Any hints?

share|improve this question
    
is it $x^{x^{b}}$ –  user9413 Jun 5 '11 at 11:06
    
@Chandru: No, it is just $(1+x^b)$. –  night owl Jun 5 '11 at 11:27
    
@Rasholnikov: Right, but I think it wants it for any general $(a,b) \in \mathbb{R}$. –  night owl Jun 5 '11 at 11:29
add comment

1 Answer

up vote 23 down vote accepted

Yes, one can. Here are some hints, which should be expanded before being called a proof.

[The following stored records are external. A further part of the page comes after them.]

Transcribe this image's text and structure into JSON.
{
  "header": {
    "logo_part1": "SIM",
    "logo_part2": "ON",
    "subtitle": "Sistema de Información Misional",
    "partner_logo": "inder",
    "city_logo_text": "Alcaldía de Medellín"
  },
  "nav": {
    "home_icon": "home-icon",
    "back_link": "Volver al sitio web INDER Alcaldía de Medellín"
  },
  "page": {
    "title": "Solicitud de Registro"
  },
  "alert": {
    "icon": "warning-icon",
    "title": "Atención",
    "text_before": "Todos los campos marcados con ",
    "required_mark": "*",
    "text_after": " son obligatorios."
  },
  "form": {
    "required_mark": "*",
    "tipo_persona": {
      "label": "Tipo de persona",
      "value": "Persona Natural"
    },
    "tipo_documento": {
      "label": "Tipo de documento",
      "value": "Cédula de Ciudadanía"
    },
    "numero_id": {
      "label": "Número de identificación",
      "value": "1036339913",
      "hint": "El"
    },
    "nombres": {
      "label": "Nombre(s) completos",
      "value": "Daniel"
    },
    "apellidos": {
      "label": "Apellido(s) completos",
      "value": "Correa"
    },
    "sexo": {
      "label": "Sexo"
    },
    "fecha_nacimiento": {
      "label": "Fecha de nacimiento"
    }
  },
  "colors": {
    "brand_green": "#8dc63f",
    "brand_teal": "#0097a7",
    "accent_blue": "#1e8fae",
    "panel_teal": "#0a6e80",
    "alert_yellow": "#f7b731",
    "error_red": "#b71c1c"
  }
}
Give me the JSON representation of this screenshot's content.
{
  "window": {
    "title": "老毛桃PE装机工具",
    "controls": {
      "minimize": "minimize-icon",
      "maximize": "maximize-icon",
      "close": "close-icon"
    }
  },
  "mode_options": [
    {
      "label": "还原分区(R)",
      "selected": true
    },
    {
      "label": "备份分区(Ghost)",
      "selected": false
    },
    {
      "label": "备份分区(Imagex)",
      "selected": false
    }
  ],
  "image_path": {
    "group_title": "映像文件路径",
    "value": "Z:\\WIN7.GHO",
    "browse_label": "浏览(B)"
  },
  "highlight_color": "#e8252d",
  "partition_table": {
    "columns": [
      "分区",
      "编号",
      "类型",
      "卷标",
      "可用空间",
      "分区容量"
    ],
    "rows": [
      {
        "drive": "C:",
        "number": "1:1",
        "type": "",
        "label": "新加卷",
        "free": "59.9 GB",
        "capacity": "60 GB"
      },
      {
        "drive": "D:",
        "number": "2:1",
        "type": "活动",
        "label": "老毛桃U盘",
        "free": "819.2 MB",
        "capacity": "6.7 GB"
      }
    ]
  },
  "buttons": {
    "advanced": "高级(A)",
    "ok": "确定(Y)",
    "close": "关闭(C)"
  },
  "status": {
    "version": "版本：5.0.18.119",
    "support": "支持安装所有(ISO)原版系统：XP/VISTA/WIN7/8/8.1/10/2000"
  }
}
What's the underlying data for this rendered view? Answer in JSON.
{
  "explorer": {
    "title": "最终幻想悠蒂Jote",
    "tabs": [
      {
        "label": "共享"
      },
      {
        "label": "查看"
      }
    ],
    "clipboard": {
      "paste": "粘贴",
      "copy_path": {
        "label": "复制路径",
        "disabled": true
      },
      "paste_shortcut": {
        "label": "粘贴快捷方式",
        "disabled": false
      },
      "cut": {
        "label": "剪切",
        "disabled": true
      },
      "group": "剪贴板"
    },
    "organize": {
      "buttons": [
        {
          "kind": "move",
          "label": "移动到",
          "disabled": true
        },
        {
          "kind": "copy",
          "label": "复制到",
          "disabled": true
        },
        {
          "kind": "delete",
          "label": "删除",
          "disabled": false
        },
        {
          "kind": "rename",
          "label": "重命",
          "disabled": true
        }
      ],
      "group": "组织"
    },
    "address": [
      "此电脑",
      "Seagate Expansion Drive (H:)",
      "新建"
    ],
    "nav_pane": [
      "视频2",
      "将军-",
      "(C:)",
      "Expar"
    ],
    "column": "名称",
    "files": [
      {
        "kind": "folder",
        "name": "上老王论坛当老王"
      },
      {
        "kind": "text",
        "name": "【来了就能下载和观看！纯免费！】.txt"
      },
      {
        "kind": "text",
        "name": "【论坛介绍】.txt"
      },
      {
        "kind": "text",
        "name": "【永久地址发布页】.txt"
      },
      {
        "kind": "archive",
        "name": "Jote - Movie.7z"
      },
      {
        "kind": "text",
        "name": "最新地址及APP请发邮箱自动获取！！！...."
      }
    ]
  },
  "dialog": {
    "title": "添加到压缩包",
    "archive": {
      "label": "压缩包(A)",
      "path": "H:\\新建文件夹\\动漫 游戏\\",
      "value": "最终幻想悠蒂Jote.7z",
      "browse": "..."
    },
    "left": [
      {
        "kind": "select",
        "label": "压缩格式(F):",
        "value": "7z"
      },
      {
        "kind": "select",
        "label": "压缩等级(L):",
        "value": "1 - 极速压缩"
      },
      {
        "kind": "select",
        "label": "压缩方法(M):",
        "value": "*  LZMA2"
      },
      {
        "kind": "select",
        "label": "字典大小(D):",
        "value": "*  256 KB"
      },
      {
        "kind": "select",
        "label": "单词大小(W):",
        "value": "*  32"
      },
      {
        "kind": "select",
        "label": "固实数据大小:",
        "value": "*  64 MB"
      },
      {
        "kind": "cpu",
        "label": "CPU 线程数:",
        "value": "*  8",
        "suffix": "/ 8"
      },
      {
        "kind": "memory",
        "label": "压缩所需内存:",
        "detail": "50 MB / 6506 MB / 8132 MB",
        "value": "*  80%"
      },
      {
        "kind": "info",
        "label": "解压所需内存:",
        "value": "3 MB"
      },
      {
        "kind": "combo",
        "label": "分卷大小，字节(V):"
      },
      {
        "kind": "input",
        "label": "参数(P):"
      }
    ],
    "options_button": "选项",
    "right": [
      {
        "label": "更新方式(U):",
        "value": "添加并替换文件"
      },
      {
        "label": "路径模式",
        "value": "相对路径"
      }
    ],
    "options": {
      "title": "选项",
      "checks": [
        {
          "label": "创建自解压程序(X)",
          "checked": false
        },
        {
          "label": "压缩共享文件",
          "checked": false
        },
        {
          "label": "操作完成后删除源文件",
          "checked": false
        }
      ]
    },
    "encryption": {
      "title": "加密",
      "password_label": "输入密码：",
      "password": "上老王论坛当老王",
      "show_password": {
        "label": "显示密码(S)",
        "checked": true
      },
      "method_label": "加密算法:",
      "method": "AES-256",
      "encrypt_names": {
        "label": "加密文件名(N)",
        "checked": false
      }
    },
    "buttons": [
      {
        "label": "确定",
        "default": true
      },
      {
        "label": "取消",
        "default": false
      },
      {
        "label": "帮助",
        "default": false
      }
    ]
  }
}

Writing $x^a-x^b$ as $(x^a+1)-(x^b+1)$ and simplifying the fraction, one sees that it is enough to show that $I(a)$ does not depend on $a$, with $$ I(a)=\int_0^{+\infty}\frac{\mathrm{d}x}{(1+x^2)(1+x^a)} $$ To prove this, one could decompose $I(a)$ as the sum of an integral from $0$ to $1$ and an integral from $1$ to $+\infty$ and use the change of variable $y\leftarrow1/x$ in the latter. One would be left with $$ I(a)=\int_0^{1}\frac{\mathrm{d}x}{(1+x^2)(1+x^a)}+\int_0^{1}\frac{y^a\mathrm{d}y}{(1+y^2)(1+y^a)}=\int_0^{1}\frac{\mathrm{d}x}{1+x^2}, $$ which is independent on $a$, and this would yield the result.

share|improve this answer
    
+1$\ldots~$marvelous. –  night owl Jun 5 '11 at 11:34
    
@night owl: thanks for this excessive but nice comment. –  Did Aug 16 '11 at 21:23
add comment

Your Answer

 
discard

By posting your answer, you agree to the privacy policy and terms of service.

Not the answer you're looking for? Browse other questions tagged or ask your own question.